Sabre uses Humphree’s 850-mm-wide (about 33½ inches) Interceptors on its 54 because the Volvo Penta IPS II pods that are standard power on the boat don’t have integrated tabs. They are mounted in the same position as trim tabs. The standard series lowers two inches while the extended series drops three inches. The farther the Interceptors extend, the more lifting force they generate.

They create more lift efficiently with less drag,” explains Greg Platzer, owner of Platzer Marine in Fort Lauderdale, Florida, the exclusive U.S. Humphree distributor. Platzer says that because they can be custom designed, Interceptors can be installed in locations where trim tabs don’t always work, such as at the aft end of a propeller tunnel. They can also be retrofitted to a boat that has conventional trim tabs or had none at all. While some critics question the effectiveness of interceptors at slower speeds, Platzer says he has installed them on trawlers where they work just fine.

Because Humphree Interceptors are made out of composites, there’s no corrosion and no need for sacrificial anodes. Electrically powered servos—either 12- or 24-volt—inside the boat raise and lower the blades. Interceptors come in two sizes: standard, for boats from 45 to 150 feet in length, and extended for boats 60 feet and larger.  Both 2.5- and five-inch shafts are available to accommodate different transom thicknesses. Naiad Dynamics offers its own verson of interceptors called Active Motion Interceptors that deploy in a similar manner. Volvo Penta has licensed the Humphree technology to produce a version for smaller boats.

Humphree Interceptors come in various levels of sophistication. The basic system offers manual control and comes with an LCD display that provides trim and list angles. The Automatic Trim Optimization System (ATOS) lets you preset up to five blade positions for automatic operation. The next step up is the Bi-Trim Optimization System (BTOS), which automatically corrects for a boat’s listing. Set the target list angle, and the system adjusts the blades to maintain that orientation.

If you want to correct for heel and list, you need CTOS (Coordinated Turn Optimization System), which continuously monitors rudder position and adjusts heel by positioning the Interceptors to ensure a comfortable running angle during turns. For total control, the Humphree ACTIVE ride-control system automatically responds to pitch and roll motions, as when the boat is in rough conditions. Naiad offers similar control with its DATUM system.

One downside is price. Platzer charges about $7,000 for the basic Humphree system, which includes a pair of standard blades and everything you need to operate them. Upgrading to ATOS adds $2,000 while BTOS adds $4,000. The Volvo TS-450, which is designed for twin-engine boats up to 50 feet, retails for $799.94 on the company’s Web site.

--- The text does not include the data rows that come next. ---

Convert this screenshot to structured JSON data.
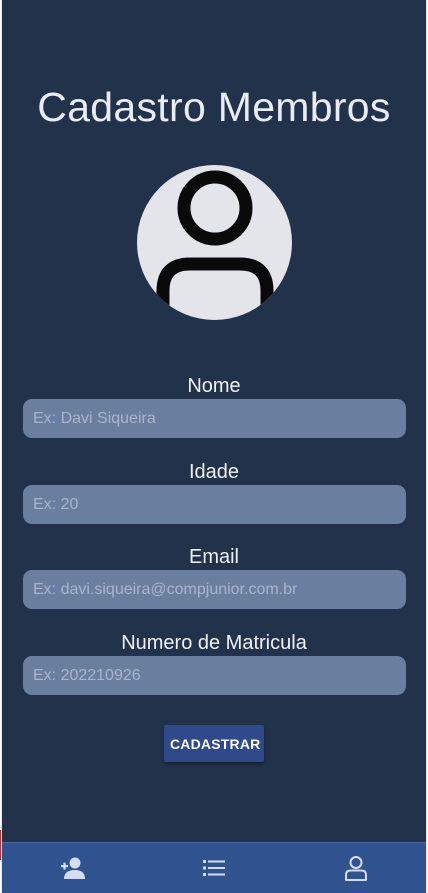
{
  "header": {
    "title": "Cadastro Membros"
  },
  "avatar": {
    "icon": "user-icon"
  },
  "form": {
    "fields": [
      {
        "label": "Nome",
        "placeholder": "Ex: Davi Siqueira",
        "value": ""
      },
      {
        "label": "Idade",
        "placeholder": "Ex: 20",
        "value": ""
      },
      {
        "label": "Email",
        "placeholder": "Ex: davi.siqueira@compjunior.com.br",
        "value": ""
      },
      {
        "label": "Numero de Matricula",
        "placeholder": "Ex: 202210926",
        "value": ""
      }
    ],
    "submit_label": "CADASTRAR"
  },
  "nav": {
    "items": [
      {
        "icon": "add-user-icon"
      },
      {
        "icon": "list-icon"
      },
      {
        "icon": "profile-icon"
      }
    ]
  },
  "colors": {
    "background": "#22324b",
    "input": "#6a7fa0",
    "button": "#2f4a8a",
    "nav": "#30538f"
  }
}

To compare, you can find Lenco electric trim tabs for boats up to 80 feet at West Marine for around $2,000. But for the reduced drag and improved efficiency, some people will consider interceptor blades as a worthwhile alternative to conventional trim tabs.

Humphree (+46) 31-744-3577.

Naiad Dynamics (203) 929-6355.

Platzer Marine (954) 377-0124.

This article originally appeared in the February 2012 issue of Power & Motoryacht magazine.